Preparations are well underway for the Karlovy Vary International Film Festival, which gets underway in the Western Bohemian spa town at the end of next week. On Tuesday the organisers revealed this year’s star guests, including Oscar winning actor-director Mel Gibson – who will receive a Crystal Globe for lifetime achievement – and actresses Laura Dern and Fanny Ardant. Soon after the announcement I discussed this year’s visitors with artistic director Karel Och. But I began by asking him to characterise the main competition at the 49th Karlovy
Oscar-winning actor, director and producer Mel Gibson, 58, will receive the Crystal Globe for Outstanding Artistic Contribution to World Cinema at the opening of the 49th Karlovy Vary International Film Festival on July 4, its president Jiří Bartoška told reporters on Tuesday. Gibson, born in Australia and living in the United States, won two Academy Awards for the 1995 film Braveheart. There will be a screening of Gibson’s Apocalypto, set during the decline of the Mayan empire. The international festival will also welcome French actress and director Fanny Ardant and Hollywood actress Laura Dern (Blue Velvet, Jurassic Park).
The new documentary Toman Brod: Praha – Terezín – Birkenau – Märzbachtal – Praha is the portrait of a Holocaust survivor who is today in his mid 80s. But what’s different about this feature-length film is that it was made by a schoolboy. Indeed, director Matouš Bičák was only 15 when he and his classmates – inspired by a school project – set off with Toman Brod to record his remarkable stories of survival in Nazi concentration camps.
The British director Peter Greenaway will be main guest at the 40th annual Summer Film School festival in Uherské Hradiště, the organizers said on Monday. The director is set to present his latest movie Goltzius and the Pelican Company at the festival which takes places in the eastern Czech town between July 25 and August 2. The Summer Film School this year focuses on Spanish cinema as well as on filmmakers from the Visegrad countries, and will offer a retrospective of the French director and screenwriter Michel Godry.
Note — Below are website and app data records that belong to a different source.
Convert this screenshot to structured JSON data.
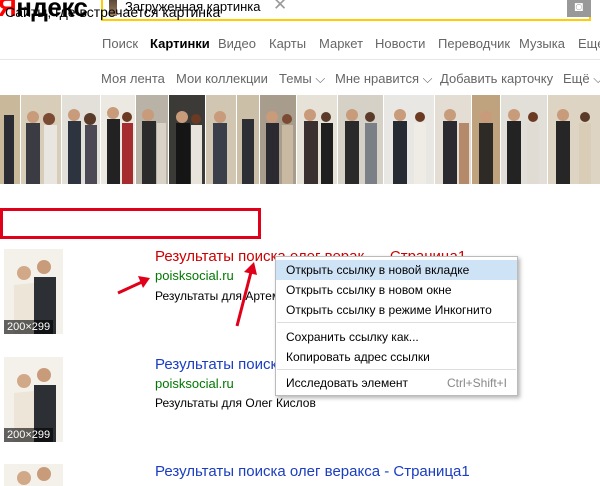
{
  "header": {
    "logo_first": "Я",
    "logo_rest": "ндекс",
    "search_value": "Загруженная картинка",
    "clear_glyph": "✕",
    "camera_glyph": "◙"
  },
  "services": [
    "Поиск",
    "Картинки",
    "Видео",
    "Карты",
    "Маркет",
    "Новости",
    "Переводчик",
    "Музыка",
    "Еще"
  ],
  "subnav": [
    "Моя лента",
    "Мои коллекции",
    "Темы ⌵",
    "Мне нравится ⌵",
    "Добавить карточку",
    "Ещё ⌵"
  ],
  "section_title": "Сайты, где встречается картинка",
  "results": [
    {
      "title": "Результаты поиска олег верак... - Страница1",
      "url": "poisksocial.ru",
      "desc": "Результаты для Артем",
      "size": "200×299"
    },
    {
      "title": "Результаты поиска",
      "url": "poisksocial.ru",
      "desc": "Результаты для Олег Кислов",
      "size": "200×299"
    },
    {
      "title": "Результаты поиска олег веракса - Страница1",
      "url": "",
      "desc": "",
      "size": ""
    }
  ],
  "context_menu": [
    {
      "label": "Открыть ссылку в новой вкладке",
      "shortcut": "",
      "highlighted": true
    },
    {
      "label": "Открыть ссылку в новом окне",
      "shortcut": ""
    },
    {
      "label": "Открыть ссылку в режиме Инкогнито",
      "shortcut": ""
    },
    {
      "label": "Сохранить ссылку как...",
      "shortcut": ""
    },
    {
      "label": "Копировать адрес ссылки",
      "shortcut": ""
    },
    {
      "label": "Исследовать элемент",
      "shortcut": "Ctrl+Shift+I"
    }
  ],
  "colors": {
    "accent_red": "#e0001a",
    "link_blue": "#1a3dc1",
    "url_green": "#007700",
    "search_border": "#fc0"
  }
}
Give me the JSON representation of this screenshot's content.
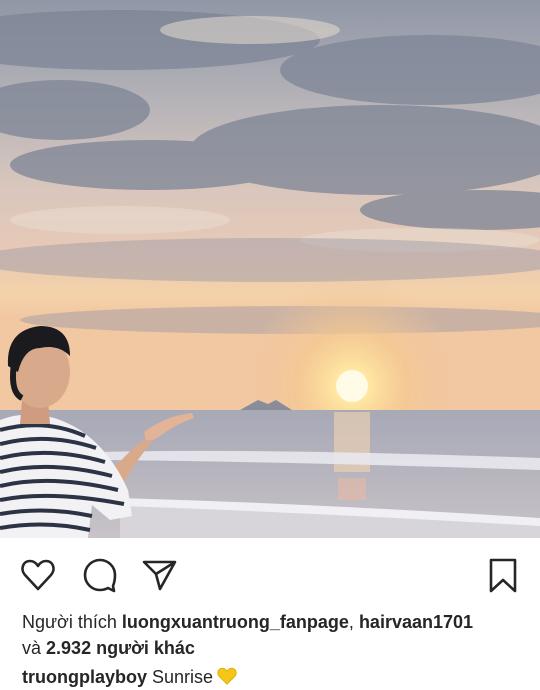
{
  "post": {
    "image_description_icon": "sunrise-beach-photo",
    "actions": {
      "like_icon": "heart-icon",
      "comment_icon": "comment-bubble-icon",
      "share_icon": "send-icon",
      "save_icon": "bookmark-icon"
    },
    "likes": {
      "prefix": "Người thích",
      "user1": "luongxuantruong_fanpage",
      "separator": ",",
      "user2": "hairvaan1701",
      "connector": "và",
      "others": "2.932 người khác"
    },
    "caption": {
      "username": "truongplayboy",
      "text": "Sunrise",
      "emoji_icon": "yellow-heart-icon"
    }
  },
  "colors": {
    "text": "#262626",
    "emoji": "#f5c518"
  }
}
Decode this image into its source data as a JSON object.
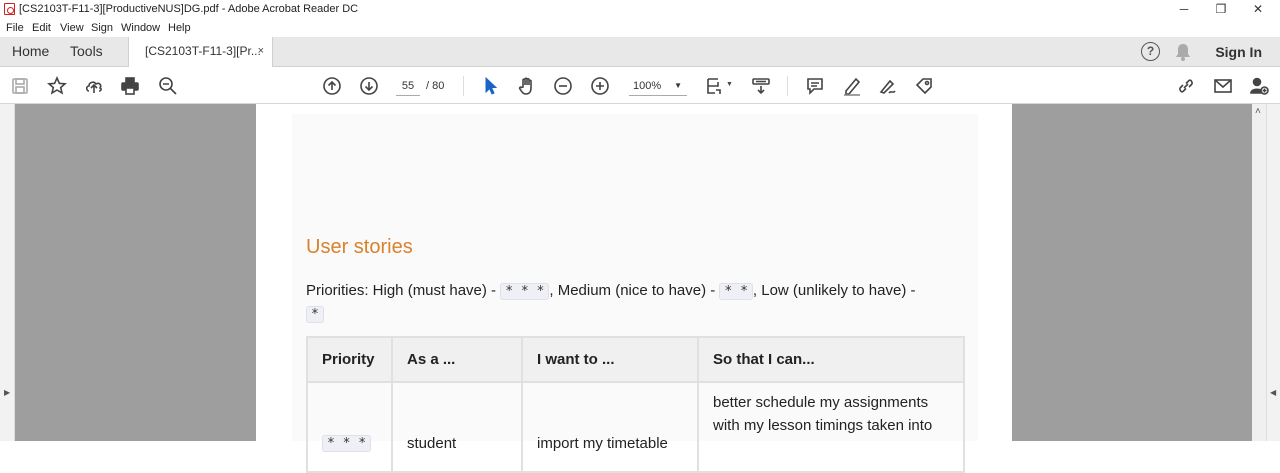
{
  "window": {
    "title": "[CS2103T-F11-3][ProductiveNUS]DG.pdf - Adobe Acrobat Reader DC",
    "minimize": "─",
    "restore": "❐",
    "close": "✕"
  },
  "menu": [
    "File",
    "Edit",
    "View",
    "Sign",
    "Window",
    "Help"
  ],
  "tabs": {
    "home": "Home",
    "tools": "Tools",
    "document": "[CS2103T-F11-3][Pr...",
    "close": "×",
    "sign_in": "Sign In"
  },
  "toolbar": {
    "page_current": "55",
    "page_total": "/ 80",
    "zoom": "100%"
  },
  "document": {
    "heading": "User stories",
    "priorities_text": "Priorities: High (must have) - ",
    "high_code": "* * *",
    "medium_text": ", Medium (nice to have) - ",
    "medium_code": "* *",
    "low_text": ", Low (unlikely to have) - ",
    "low_code": "*",
    "table": {
      "headers": [
        "Priority",
        "As a ...",
        "I want to ...",
        "So that I can..."
      ],
      "rows": [
        {
          "priority": "* * *",
          "as_a": "student",
          "want": "import my timetable",
          "so_that": "better schedule my assignments with my lesson timings taken into"
        }
      ]
    }
  },
  "colors": {
    "heading": "#d9822b",
    "canvas": "#9e9e9e",
    "accent_pointer": "#1a64c8"
  }
}
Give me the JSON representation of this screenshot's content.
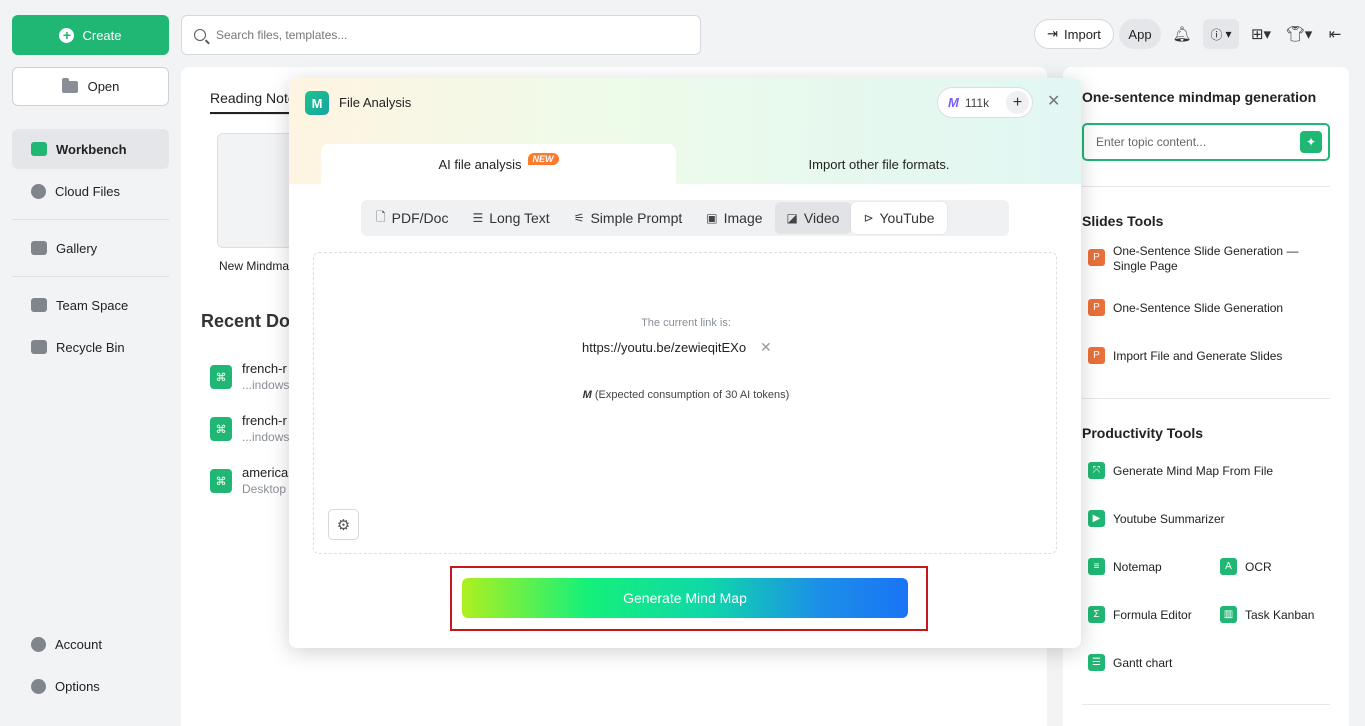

The American film I Origins will open the upcoming 49th Karlovy Vary International Film Festival organisers have announced. Top guests will include actor Michael Pitt, actress Astrid Berges-Frisbey, and director Mike Cahill. The science fiction film, awarded at Sundance this year, tells the story of a molecular biologist who makes a significant and unexpected discovery. Actor Michael Pitt returns to Karlovy Vary after nine years: he also attended back in 2005 when the Gus Van Sant film Last Days, inspired in part by the life and death of rock star Kurt Cobain, was screened.
The Dutch film ‘Boys’ directed by Mischa Kamp picked up the most awards at the International Film Festival for Children and Youth in Zlín on Wednesday evening. The film, which recounts the awakening of homosexual desires in two teenagers training for a national relay race, It won four awards at the festival with the main actor Gijs Blom picking up the prize for best young actor. The Czech film ‘To See the Sea’ by director Jiří Mádl picked up two awards among the other winners.
A number of pictures from the former Eastern Bloc will be among the dozen in contention for the Crystal Globe for Best Film at the 49th Karlovy Vary International Film Festival next month, organisers said on Tuesday. They include Corn Island by Georgian director George Ovashvili, Welkome Home [sic] by Russia’s Angelina Nikonova and Free Fall by Hungarian helmer Gyorgy Palfi. There will be two Czech films in the main competition: Nowhere in Moravia, the directorial debut of actor Miroslav Krobot, and Fair Play by Andrea Sedláčková. The festival runs from July 4 to 12.
Almost a decade ago, organisers at the Jihlava International Documentary Film Festival launched Dok revue – a journal aimed at promoting increased analysis and discussion of documentary films. The project, both in print and online, is going strong and this week Radio Prague caught up with co-founder Andrea Slováková and editor Tereza Hadravová.
The film Cheatin’ by US director Bill Plympton has won the main award at the Anifilm international festival of animated films in Třeboň. The Brazilian movie entitled The Boy and the World by Ale Abreu received the prize for best animated children film. The award for best short film went to Worst-Case Scenario by Kristjan Holm of Estonia. Some 23,000 people attended screenings at the festival which presented 73 films, organizers said.
New flats in Prague increasingly out of reach
Lidice – the tragic fate of a village that became a powerful symbol
Largest protest since 1989 on Prague’s Wenceslas square as battle rages on for the PM’s political future
Czech politicians condemn draft Russian bill as attempt to rewrite history
Embattled Czech PM launches counter-offensive to win over public in Agrofert dispute